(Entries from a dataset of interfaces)
::::::::
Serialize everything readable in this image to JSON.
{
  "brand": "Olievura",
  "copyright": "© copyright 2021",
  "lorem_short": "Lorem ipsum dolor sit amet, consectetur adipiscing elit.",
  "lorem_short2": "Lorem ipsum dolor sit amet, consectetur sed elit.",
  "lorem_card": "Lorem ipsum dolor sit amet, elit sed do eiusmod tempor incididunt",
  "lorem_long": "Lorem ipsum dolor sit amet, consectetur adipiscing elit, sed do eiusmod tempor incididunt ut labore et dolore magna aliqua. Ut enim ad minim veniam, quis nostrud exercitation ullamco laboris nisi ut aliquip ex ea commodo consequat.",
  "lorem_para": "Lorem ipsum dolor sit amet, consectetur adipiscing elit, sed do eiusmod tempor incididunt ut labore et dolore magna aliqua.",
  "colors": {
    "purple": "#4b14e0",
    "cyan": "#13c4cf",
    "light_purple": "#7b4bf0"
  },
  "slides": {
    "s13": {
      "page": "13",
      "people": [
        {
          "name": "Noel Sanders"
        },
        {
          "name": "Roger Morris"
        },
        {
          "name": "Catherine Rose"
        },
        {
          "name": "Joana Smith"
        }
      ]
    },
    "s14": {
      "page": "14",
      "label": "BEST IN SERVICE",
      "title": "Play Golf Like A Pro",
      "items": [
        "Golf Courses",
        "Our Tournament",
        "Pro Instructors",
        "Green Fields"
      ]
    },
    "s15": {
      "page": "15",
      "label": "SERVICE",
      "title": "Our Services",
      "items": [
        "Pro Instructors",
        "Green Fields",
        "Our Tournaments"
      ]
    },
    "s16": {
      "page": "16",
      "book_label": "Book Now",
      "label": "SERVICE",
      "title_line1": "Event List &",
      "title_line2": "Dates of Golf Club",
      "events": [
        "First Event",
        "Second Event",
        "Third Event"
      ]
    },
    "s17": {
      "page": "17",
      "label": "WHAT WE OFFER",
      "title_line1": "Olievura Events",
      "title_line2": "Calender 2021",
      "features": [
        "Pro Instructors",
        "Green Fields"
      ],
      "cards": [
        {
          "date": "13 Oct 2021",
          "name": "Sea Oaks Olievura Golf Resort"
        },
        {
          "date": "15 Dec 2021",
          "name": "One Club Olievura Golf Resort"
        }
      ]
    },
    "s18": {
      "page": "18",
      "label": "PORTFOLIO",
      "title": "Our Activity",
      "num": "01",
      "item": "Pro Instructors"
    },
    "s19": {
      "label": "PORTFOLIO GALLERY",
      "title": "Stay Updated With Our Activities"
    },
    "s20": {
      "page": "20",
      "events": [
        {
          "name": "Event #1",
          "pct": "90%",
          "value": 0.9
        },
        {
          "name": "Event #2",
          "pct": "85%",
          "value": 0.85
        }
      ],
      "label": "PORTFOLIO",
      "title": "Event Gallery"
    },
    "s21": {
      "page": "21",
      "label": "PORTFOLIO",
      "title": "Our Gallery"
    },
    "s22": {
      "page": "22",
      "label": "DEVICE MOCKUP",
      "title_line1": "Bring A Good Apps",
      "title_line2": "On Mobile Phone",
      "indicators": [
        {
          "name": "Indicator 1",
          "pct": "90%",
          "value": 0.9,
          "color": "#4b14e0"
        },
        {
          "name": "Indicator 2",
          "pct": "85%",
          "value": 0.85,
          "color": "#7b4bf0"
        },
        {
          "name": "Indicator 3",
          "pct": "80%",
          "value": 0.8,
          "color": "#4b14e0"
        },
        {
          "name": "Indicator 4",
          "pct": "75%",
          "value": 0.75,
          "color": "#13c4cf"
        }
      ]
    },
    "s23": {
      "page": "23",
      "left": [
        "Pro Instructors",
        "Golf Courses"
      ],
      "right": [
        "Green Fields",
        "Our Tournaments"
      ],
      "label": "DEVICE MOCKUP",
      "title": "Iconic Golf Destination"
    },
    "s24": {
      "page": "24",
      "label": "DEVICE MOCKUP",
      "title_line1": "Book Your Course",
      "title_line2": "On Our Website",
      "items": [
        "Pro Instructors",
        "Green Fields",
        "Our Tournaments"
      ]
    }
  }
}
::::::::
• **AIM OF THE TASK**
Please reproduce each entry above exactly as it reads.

• **RESULT BELOW**
Serialize everything readable in this image to JSON.
{
  "brand": "Olievura",
  "copyright": "© copyright 2021",
  "lorem_short": "Lorem ipsum dolor sit amet, consectetur adipiscing elit.",
  "lorem_short2": "Lorem ipsum dolor sit amet, consectetur sed elit.",
  "lorem_card": "Lorem ipsum dolor sit amet, elit sed do eiusmod tempor incididunt",
  "lorem_long": "Lorem ipsum dolor sit amet, consectetur adipiscing elit, sed do eiusmod tempor incididunt ut labore et dolore magna aliqua. Ut enim ad minim veniam, quis nostrud exercitation ullamco laboris nisi ut aliquip ex ea commodo consequat.",
  "lorem_para": "Lorem ipsum dolor sit amet, consectetur adipiscing elit, sed do eiusmod tempor incididunt ut labore et dolore magna aliqua.",
  "colors": {
    "purple": "#4b14e0",
    "cyan": "#13c4cf",
    "light_purple": "#7b4bf0"
  },
  "slides": {
    "s13": {
      "page": "13",
      "people": [
        {
          "name": "Noel Sanders"
        },
        {
          "name": "Roger Morris"
        },
        {
          "name": "Catherine Rose"
        },
        {
          "name": "Joana Smith"
        }
      ]
    },
    "s14": {
      "page": "14",
      "label": "BEST IN SERVICE",
      "title": "Play Golf Like A Pro",
      "items": [
        "Golf Courses",
        "Our Tournament",
        "Pro Instructors",
        "Green Fields"
      ]
    },
    "s15": {
      "page": "15",
      "label": "SERVICE",
      "title": "Our Services",
      "items": [
        "Pro Instructors",
        "Green Fields",
        "Our Tournaments"
      ]
    },
    "s16": {
      "page": "16",
      "book_label": "Book Now",
      "label": "SERVICE",
      "title_line1": "Event List &",
      "title_line2": "Dates of Golf Club",
      "events": [
        "First Event",
        "Second Event",
        "Third Event"
      ]
    },
    "s17": {
      "page": "17",
      "label": "WHAT WE OFFER",
      "title_line1": "Olievura Events",
      "title_line2": "Calender 2021",
      "features": [
        "Pro Instructors",
        "Green Fields"
      ],
      "cards": [
        {
          "date": "13 Oct 2021",
          "name": "Sea Oaks Olievura Golf Resort"
        },
        {
          "date": "15 Dec 2021",
          "name": "One Club Olievura Golf Resort"
        }
      ]
    },
    "s18": {
      "page": "18",
      "label": "PORTFOLIO",
      "title": "Our Activity",
      "num": "01",
      "item": "Pro Instructors"
    },
    "s19": {
      "label": "PORTFOLIO GALLERY",
      "title": "Stay Updated With Our Activities"
    },
    "s20": {
      "page": "20",
      "events": [
        {
          "name": "Event #1",
          "pct": "90%",
          "value": 0.9
        },
        {
          "name": "Event #2",
          "pct": "85%",
          "value": 0.85
        }
      ],
      "label": "PORTFOLIO",
      "title": "Event Gallery"
    },
    "s21": {
      "page": "21",
      "label": "PORTFOLIO",
      "title": "Our Gallery"
    },
    "s22": {
      "page": "22",
      "label": "DEVICE MOCKUP",
      "title_line1": "Bring A Good Apps",
      "title_line2": "On Mobile Phone",
      "indicators": [
        {
          "name": "Indicator 1",
          "pct": "90%",
          "value": 0.9,
          "color": "#4b14e0"
        },
        {
          "name": "Indicator 2",
          "pct": "85%",
          "value": 0.85,
          "color": "#7b4bf0"
        },
        {
          "name": "Indicator 3",
          "pct": "80%",
          "value": 0.8,
          "color": "#4b14e0"
        },
        {
          "name": "Indicator 4",
          "pct": "75%",
          "value": 0.75,
          "color": "#13c4cf"
        }
      ]
    },
    "s23": {
      "page": "23",
      "left": [
        "Pro Instructors",
        "Golf Courses"
      ],
      "right": [
        "Green Fields",
        "Our Tournaments"
      ],
      "label": "DEVICE MOCKUP",
      "title": "Iconic Golf Destination"
    },
    "s24": {
      "page": "24",
      "label": "DEVICE MOCKUP",
      "title_line1": "Book Your Course",
      "title_line2": "On Our Website",
      "items": [
        "Pro Instructors",
        "Green Fields",
        "Our Tournaments"
      ]
    }
  }
}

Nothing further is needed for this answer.